When shooting digital video any sort of reflective surface can be fatal when trying to light the scene. The second a mirror or dark window catches the reflection of the light source you are using it becomes distracting for the viewer and the image won’t work. Some of the most common reflectors that home digital video producers will encounter are eye glasses, people with shiny skin, and people with bald heads.
When trying to light a person the main source you use is called the key light. It is set on the long side of the face and is the main illuminator for that subject. What you are always looking for is the reflection, or glimmer, of that light in the person’s eyes. That makes them look more alive and energetic. When a subject is wearing glasses this must be sacrificed because the location of that eye reflection would create a glare that would block out the view of the eye all together. Instead, what you need to do is take the key light source and bring it completely above the subject’s head. Then you bring it one or two feet closer than you would position it normally.
This will give them the light they need to have color contrast on the subject’s face, but it will not show up in the glasses. This might end up making the subject a little bright and over exposed, so it would be advisable to lower the aperture so that the image is slightly darker.

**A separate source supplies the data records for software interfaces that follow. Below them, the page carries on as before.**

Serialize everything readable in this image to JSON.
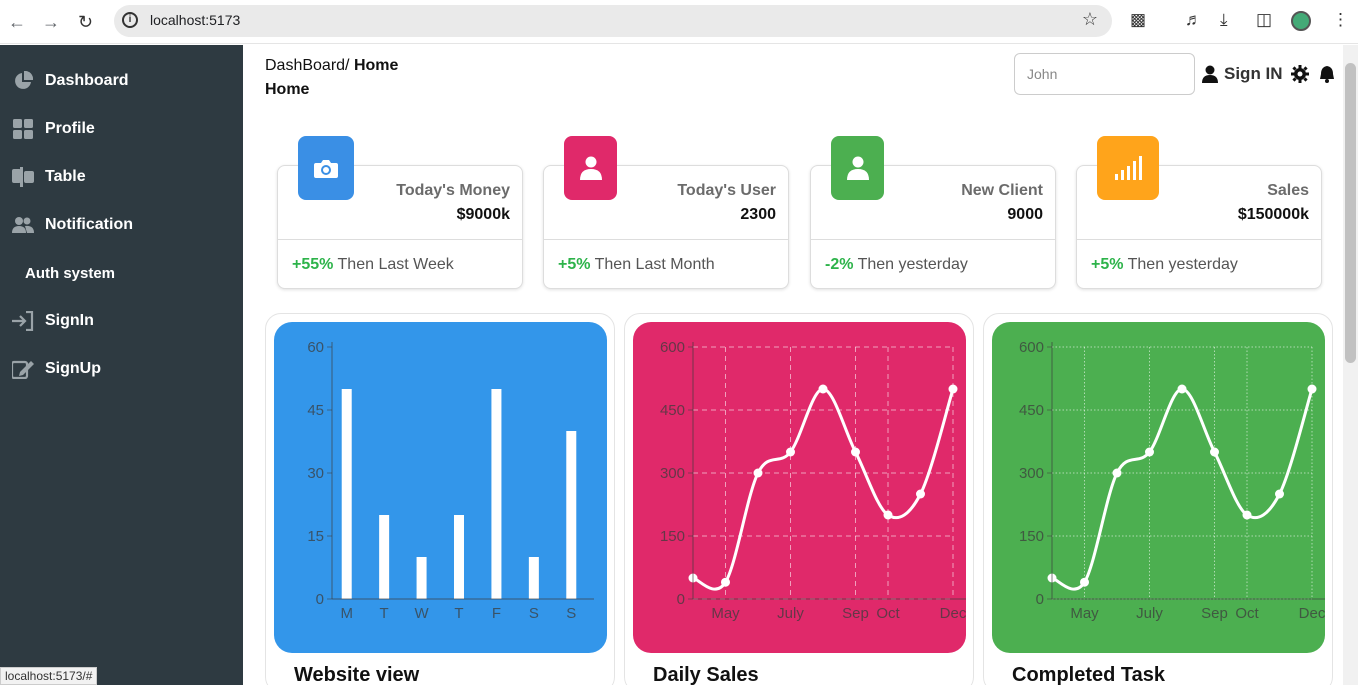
{
  "browser": {
    "url": "localhost:5173",
    "status_url": "localhost:5173/#"
  },
  "sidebar": {
    "items": [
      {
        "label": "Dashboard",
        "icon": "pie-chart-icon"
      },
      {
        "label": "Profile",
        "icon": "grid-icon"
      },
      {
        "label": "Table",
        "icon": "table-icon"
      },
      {
        "label": "Notification",
        "icon": "users-icon"
      }
    ],
    "section": "Auth system",
    "auth_items": [
      {
        "label": "SignIn",
        "icon": "sign-in-icon"
      },
      {
        "label": "SignUp",
        "icon": "sign-up-icon"
      }
    ]
  },
  "header": {
    "breadcrumb_root": "DashBoard/",
    "breadcrumb_current": "Home",
    "title": "Home",
    "search_placeholder": "John",
    "sign_in_label": "Sign IN"
  },
  "stats": [
    {
      "title": "Today's Money",
      "value": "$9000k",
      "change": "+55%",
      "period": "Then Last Week",
      "color": "#3a8fe5",
      "icon": "camera-icon"
    },
    {
      "title": "Today's User",
      "value": "2300",
      "change": "+5%",
      "period": "Then Last Month",
      "color": "#e0296a",
      "icon": "user-icon"
    },
    {
      "title": "New Client",
      "value": "9000",
      "change": "-2%",
      "period": "Then yesterday",
      "color": "#4caf50",
      "icon": "user-icon"
    },
    {
      "title": "Sales",
      "value": "$150000k",
      "change": "+5%",
      "period": "Then yesterday",
      "color": "#ffa41b",
      "icon": "signal-icon"
    }
  ],
  "chart_data": [
    {
      "type": "bar",
      "title": "Website view",
      "color": "#3396ea",
      "categories": [
        "M",
        "T",
        "W",
        "T",
        "F",
        "S",
        "S"
      ],
      "values": [
        50,
        20,
        10,
        20,
        50,
        10,
        40
      ],
      "ylim": [
        0,
        60
      ],
      "yticks": [
        0,
        15,
        30,
        45,
        60
      ],
      "grid": false
    },
    {
      "type": "line",
      "title": "Daily Sales",
      "color": "#e0296a",
      "x": [
        0,
        1,
        2,
        3,
        4,
        5,
        6,
        7,
        8
      ],
      "values": [
        50,
        40,
        300,
        350,
        500,
        350,
        200,
        250,
        500
      ],
      "xtick_labels": [
        {
          "x": 1,
          "label": "May"
        },
        {
          "x": 3,
          "label": "July"
        },
        {
          "x": 5,
          "label": "Sep"
        },
        {
          "x": 6,
          "label": "Oct"
        },
        {
          "x": 8,
          "label": "Dec"
        }
      ],
      "xlim": [
        0,
        8
      ],
      "ylim": [
        0,
        600
      ],
      "yticks": [
        0,
        150,
        300,
        450,
        600
      ],
      "grid": "dashed"
    },
    {
      "type": "line",
      "title": "Completed Task",
      "color": "#4caf50",
      "x": [
        0,
        1,
        2,
        3,
        4,
        5,
        6,
        7,
        8
      ],
      "values": [
        50,
        40,
        300,
        350,
        500,
        350,
        200,
        250,
        500
      ],
      "xtick_labels": [
        {
          "x": 1,
          "label": "May"
        },
        {
          "x": 3,
          "label": "July"
        },
        {
          "x": 5,
          "label": "Sep"
        },
        {
          "x": 6,
          "label": "Oct"
        },
        {
          "x": 8,
          "label": "Dec"
        }
      ],
      "xlim": [
        0,
        8
      ],
      "ylim": [
        0,
        600
      ],
      "yticks": [
        0,
        150,
        300,
        450,
        600
      ],
      "grid": "dotted"
    }
  ]
}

If the image is significantly too bright after this light repositions then try putting a ND filter on. Sunglasses are even more difficult, and you would have to bring the light even closer and raised several feet above their head. If you do this it is next to impossible to get the light even on their face, so you should always try to convince the subject to take off their sunglasses.
If you are dealing with a subject who is bald, and has either an entirely or partially reflective surface on their bald spots, then you need to lower the key light just slightly from its standard position. This is done to avoid reflection on the top of the head as much as possible. The backlight you are using behind them to illuminate the back of their head needs to be lowered from its standard position so it only reflects off the side of their head and neck and not the top at all.
If you are still having a reflection issue on the sides of their head you can soften this by placing a white card, or white poster board, above their head and angling the backlight down even more. The white card will bounce some of the backlight and soften it all around their head, reducing glare. This is an awkward choice because it often requires someone to hold the card over the subject’s head.
Rolling With the Punches
Glasses, like any type of outside prop, are difficult to work with and should be avoided if at all possible. If they absolutely must remain then raise the light and bring it closer while adjusting the camera settings accordingly. Bald heads cannot be avoided because hats and other head covering apparatus will only be even more distracting for the audience if they are supposed to be focused on the subject directly. If this is the case you simply have to change the backlight and see what works. In this way you are adapting to the environment you are in, which is the sign of any great video producer!